Ultimately, if you are attempting to purchase a business in California you are wanting to ensure that the business is a sound financial decision. Consider asking the following additional questions.
- Is the business currently profitable? How long has the business been profitable?
- What are the largest customers of the business? How long have they been customers? What percentage of sales do they make for the company?
- Will there be any significant changes between now and the time of sale?
- Are there any pending transactions that would take a substantial amount of money to resolve?
- Is the company involved in any kind of litigation?
- Have there been any articles or press releases related to the company in the past several years?
Contact an Experienced Business Attorney

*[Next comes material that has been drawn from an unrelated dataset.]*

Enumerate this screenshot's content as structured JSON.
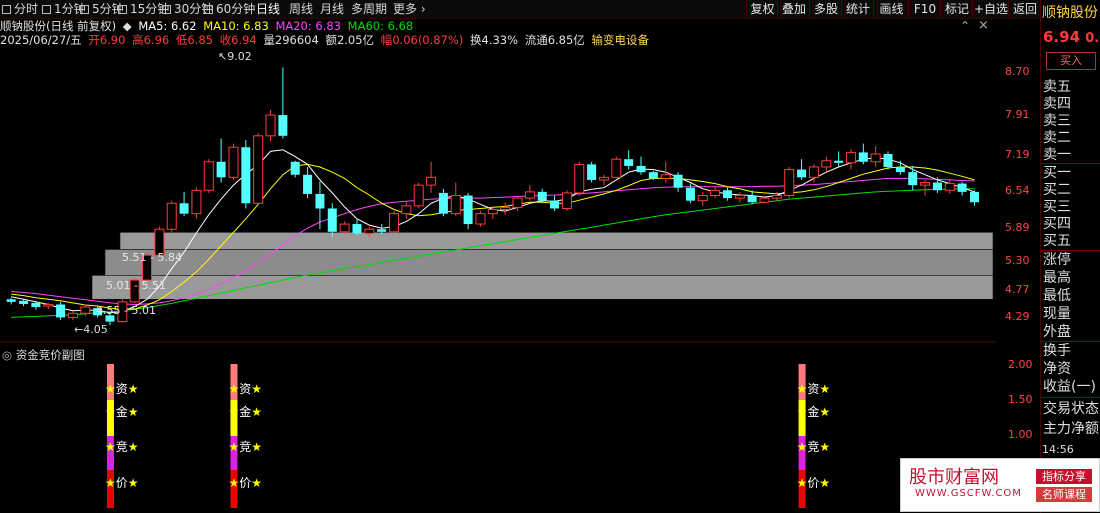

If you are considering buying a business, this checklist is really just the start. Understanding the legal and financial aspects of purchasing another person’s company can be overwhelming. Contact business law attorney in La Jolla Law Office of Kris Mukherji at (858) 442-5747. We can help ensure that you have all of your questions answered, and all of the correct forms filed on time as you begin the process of buying a new business.

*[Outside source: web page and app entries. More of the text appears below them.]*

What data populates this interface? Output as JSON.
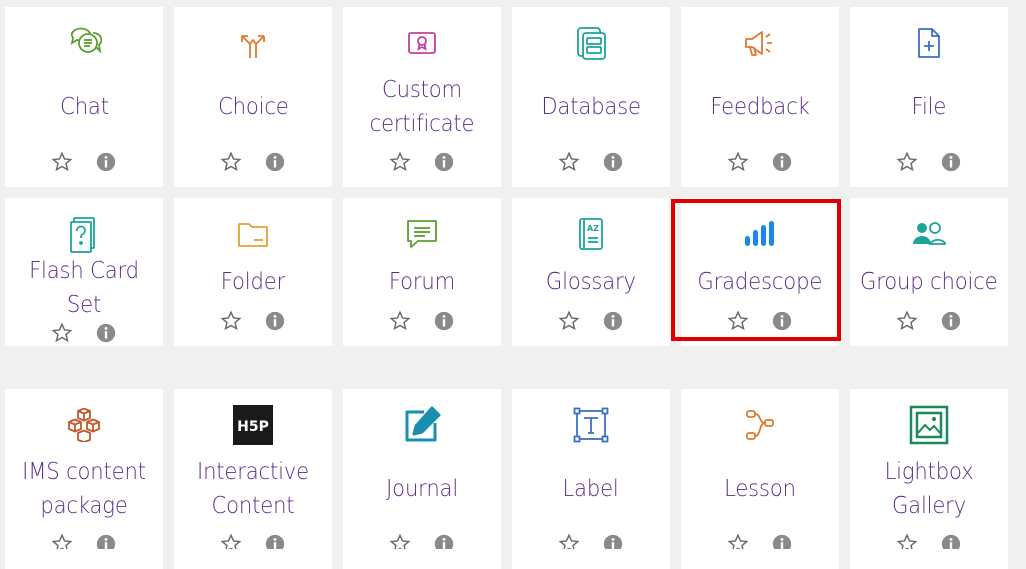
{
  "colors": {
    "label": "#5a2c8c",
    "background": "#f0f0f0",
    "tile": "#ffffff",
    "highlight": "#e00000",
    "star": "#6a6a6a",
    "info": "#8a8a8a"
  },
  "tiles": [
    {
      "label": "Chat",
      "icon": "chat-icon",
      "color": "#5a9e2f"
    },
    {
      "label": "Choice",
      "icon": "choice-icon",
      "color": "#e07a2e"
    },
    {
      "label": "Custom certificate",
      "icon": "certificate-icon",
      "color": "#c2409a"
    },
    {
      "label": "Database",
      "icon": "database-icon",
      "color": "#1aa59a"
    },
    {
      "label": "Feedback",
      "icon": "feedback-icon",
      "color": "#e07a2e"
    },
    {
      "label": "File",
      "icon": "file-icon",
      "color": "#3b6fc4"
    },
    {
      "label": "Flash Card Set",
      "icon": "flashcard-icon",
      "color": "#1aa59a"
    },
    {
      "label": "Folder",
      "icon": "folder-icon",
      "color": "#e8a030"
    },
    {
      "label": "Forum",
      "icon": "forum-icon",
      "color": "#5a9e2f"
    },
    {
      "label": "Glossary",
      "icon": "glossary-icon",
      "color": "#1aa59a"
    },
    {
      "label": "Gradescope",
      "icon": "gradescope-icon",
      "color": "#1e88e5"
    },
    {
      "label": "Group choice",
      "icon": "group-choice-icon",
      "color": "#1aa59a"
    },
    {
      "label": "IMS content package",
      "icon": "ims-package-icon",
      "color": "#c05a2a"
    },
    {
      "label": "Interactive Content",
      "icon": "h5p-icon",
      "color": "#000000"
    },
    {
      "label": "Journal",
      "icon": "journal-icon",
      "color": "#1a8fb0"
    },
    {
      "label": "Label",
      "icon": "label-icon",
      "color": "#3b6fc4"
    },
    {
      "label": "Lesson",
      "icon": "lesson-icon",
      "color": "#e07a2e"
    },
    {
      "label": "Lightbox Gallery",
      "icon": "gallery-icon",
      "color": "#1a8a5a"
    }
  ],
  "h5p_text": "H5P"
}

If you have a child who was born with mental or physical disabilities or a child who became disabled later in life and needs someone to manage his or her affairs, you have special and unique estate planning needs. Planning for your child’s financial future is important, and parents want to make sure that their special needs child will be well taken care of when they are gone. A Special Needs Trust (SNT) is one option to consider for your special needs child to help guarantee that his or her health and welfare needs are taken care of after you die. However, there are both advantages and disadvantages to the creation of this type of trust. Listed below are some pros and cons of a Special Needs Trust.
SNTs are typically essential for any special needs person that is unable to independently handle and manage their finances. Some of the advantages of a SNT include the following:

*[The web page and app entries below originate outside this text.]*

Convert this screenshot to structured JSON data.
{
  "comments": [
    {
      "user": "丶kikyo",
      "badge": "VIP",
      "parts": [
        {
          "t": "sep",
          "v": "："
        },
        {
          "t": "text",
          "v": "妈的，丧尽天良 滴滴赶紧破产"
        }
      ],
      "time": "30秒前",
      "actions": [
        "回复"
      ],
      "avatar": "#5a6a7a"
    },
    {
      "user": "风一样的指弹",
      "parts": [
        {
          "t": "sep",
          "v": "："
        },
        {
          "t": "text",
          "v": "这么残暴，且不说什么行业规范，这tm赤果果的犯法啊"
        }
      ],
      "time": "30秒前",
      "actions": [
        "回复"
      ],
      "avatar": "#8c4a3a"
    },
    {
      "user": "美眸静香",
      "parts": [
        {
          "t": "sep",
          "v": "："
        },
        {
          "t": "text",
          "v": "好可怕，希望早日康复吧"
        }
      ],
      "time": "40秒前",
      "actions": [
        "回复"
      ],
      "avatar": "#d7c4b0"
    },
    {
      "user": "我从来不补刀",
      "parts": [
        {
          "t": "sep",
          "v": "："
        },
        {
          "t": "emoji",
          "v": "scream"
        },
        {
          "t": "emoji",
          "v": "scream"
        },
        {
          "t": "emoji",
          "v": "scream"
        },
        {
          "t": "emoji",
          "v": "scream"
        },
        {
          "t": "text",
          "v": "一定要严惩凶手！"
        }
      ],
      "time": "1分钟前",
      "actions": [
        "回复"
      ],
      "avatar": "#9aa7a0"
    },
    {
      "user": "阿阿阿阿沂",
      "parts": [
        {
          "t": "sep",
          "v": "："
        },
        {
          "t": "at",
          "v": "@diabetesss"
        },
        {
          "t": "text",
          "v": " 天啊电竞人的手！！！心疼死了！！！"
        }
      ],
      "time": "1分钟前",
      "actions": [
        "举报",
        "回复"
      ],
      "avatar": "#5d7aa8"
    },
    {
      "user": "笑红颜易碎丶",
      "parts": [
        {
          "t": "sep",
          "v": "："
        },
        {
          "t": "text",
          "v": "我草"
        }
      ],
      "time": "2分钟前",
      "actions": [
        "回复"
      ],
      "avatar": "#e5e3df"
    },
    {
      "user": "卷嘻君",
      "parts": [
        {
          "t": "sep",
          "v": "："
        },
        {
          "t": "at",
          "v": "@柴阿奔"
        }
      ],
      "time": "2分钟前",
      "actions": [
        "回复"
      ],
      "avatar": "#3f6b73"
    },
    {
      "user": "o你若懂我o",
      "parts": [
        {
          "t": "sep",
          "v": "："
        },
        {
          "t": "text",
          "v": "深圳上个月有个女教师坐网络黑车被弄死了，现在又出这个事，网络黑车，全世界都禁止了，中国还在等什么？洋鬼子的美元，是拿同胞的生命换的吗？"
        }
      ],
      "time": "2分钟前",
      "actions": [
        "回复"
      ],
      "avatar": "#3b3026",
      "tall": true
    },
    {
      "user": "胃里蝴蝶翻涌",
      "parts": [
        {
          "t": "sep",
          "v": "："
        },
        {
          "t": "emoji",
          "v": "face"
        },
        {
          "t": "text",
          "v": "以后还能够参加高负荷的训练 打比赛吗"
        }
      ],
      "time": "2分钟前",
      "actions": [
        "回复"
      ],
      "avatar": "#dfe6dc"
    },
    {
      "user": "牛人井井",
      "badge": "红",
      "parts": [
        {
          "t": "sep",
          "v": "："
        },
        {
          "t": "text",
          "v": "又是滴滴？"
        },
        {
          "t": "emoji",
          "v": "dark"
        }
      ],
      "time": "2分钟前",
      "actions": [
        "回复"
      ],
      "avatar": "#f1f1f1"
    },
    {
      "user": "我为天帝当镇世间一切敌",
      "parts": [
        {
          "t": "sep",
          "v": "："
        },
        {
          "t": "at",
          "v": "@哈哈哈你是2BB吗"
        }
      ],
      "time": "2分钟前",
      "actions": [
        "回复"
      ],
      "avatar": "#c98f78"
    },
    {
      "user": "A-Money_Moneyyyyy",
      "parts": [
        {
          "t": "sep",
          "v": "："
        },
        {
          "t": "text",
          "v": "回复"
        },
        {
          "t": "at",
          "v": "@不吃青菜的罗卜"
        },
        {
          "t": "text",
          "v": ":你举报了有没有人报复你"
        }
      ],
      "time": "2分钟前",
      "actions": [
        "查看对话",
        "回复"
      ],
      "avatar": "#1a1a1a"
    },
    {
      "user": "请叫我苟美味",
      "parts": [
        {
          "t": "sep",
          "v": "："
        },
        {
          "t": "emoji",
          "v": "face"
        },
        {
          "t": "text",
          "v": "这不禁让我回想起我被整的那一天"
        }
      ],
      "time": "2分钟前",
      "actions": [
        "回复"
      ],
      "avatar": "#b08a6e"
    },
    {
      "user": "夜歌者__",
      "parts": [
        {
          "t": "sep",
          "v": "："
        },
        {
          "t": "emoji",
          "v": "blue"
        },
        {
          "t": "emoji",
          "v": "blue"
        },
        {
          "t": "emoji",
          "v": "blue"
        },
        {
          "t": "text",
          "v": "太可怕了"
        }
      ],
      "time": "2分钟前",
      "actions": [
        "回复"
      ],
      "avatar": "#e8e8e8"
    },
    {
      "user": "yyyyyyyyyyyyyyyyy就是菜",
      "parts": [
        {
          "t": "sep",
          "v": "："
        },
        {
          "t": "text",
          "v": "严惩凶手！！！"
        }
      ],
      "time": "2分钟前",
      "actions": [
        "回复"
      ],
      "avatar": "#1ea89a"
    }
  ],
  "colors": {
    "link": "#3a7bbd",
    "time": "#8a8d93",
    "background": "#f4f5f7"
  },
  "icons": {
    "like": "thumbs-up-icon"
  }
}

- Your child will still be eligible for government programs like SSI and Medicaid, and the SNT will help fund services and care over what the government will provide.
- All funds are used for the care of the child with the disability. (Your child will not be influenced or taken advantage of by an unscrupulous person looking for financial gain.)
- The funds are tax-deductible.
- The funds are never available for any creditors to pay a judgment, they can only be used for the care of your child.
As with anything, there are also some disadvantages or challenges to creating a SNT for your child, which include the following:
- The cost is high. An SNT has an annual fee, as well as a fee to establish, which can make it financially unaffordable to create for some people. There are minimum amounts required to establish an SNT.
- Your child will lack independence. Your child will have to request funds from a trustee who has complete discretionary control over whether to release the funds or not based on the terms listed in the trust. Some children can feel frustrated due to the lack of independence.
- Some funds must be used to pay back Medicaid in the exact amount that Medicaid paid on the person’s behalf. This can completely wipe out the trust after the child’s death, or when the trust is terminated legally.
You will also need to make a decision regarding who the trustee will be of your SNT for your child. Oftentimes, a trustee is a professional, but the family will also choose a family member to serve as a co-trustee to ensure that their wishes are being followed. The trustee should have the best interest of your child in mind. You also have the option to pay for an audit and have a monitoring service on your trustee after you pass away.
Contact an Estate Planning Attorney
There are many different types of trusts and estate planning tools to choose from. An experienced attorney can ensure that you pick the right vehicle to take care of your special needs child when you are gone, ensure that the trust language is created accurately, and make sure that the trust is broad enough to meet the ever-changing needs of your child as they grow. Contact the Law Office of Kris Mukherji at (858) 442-5747. We can help you determine if a Special Needs Trust is the right kind of trust for your family.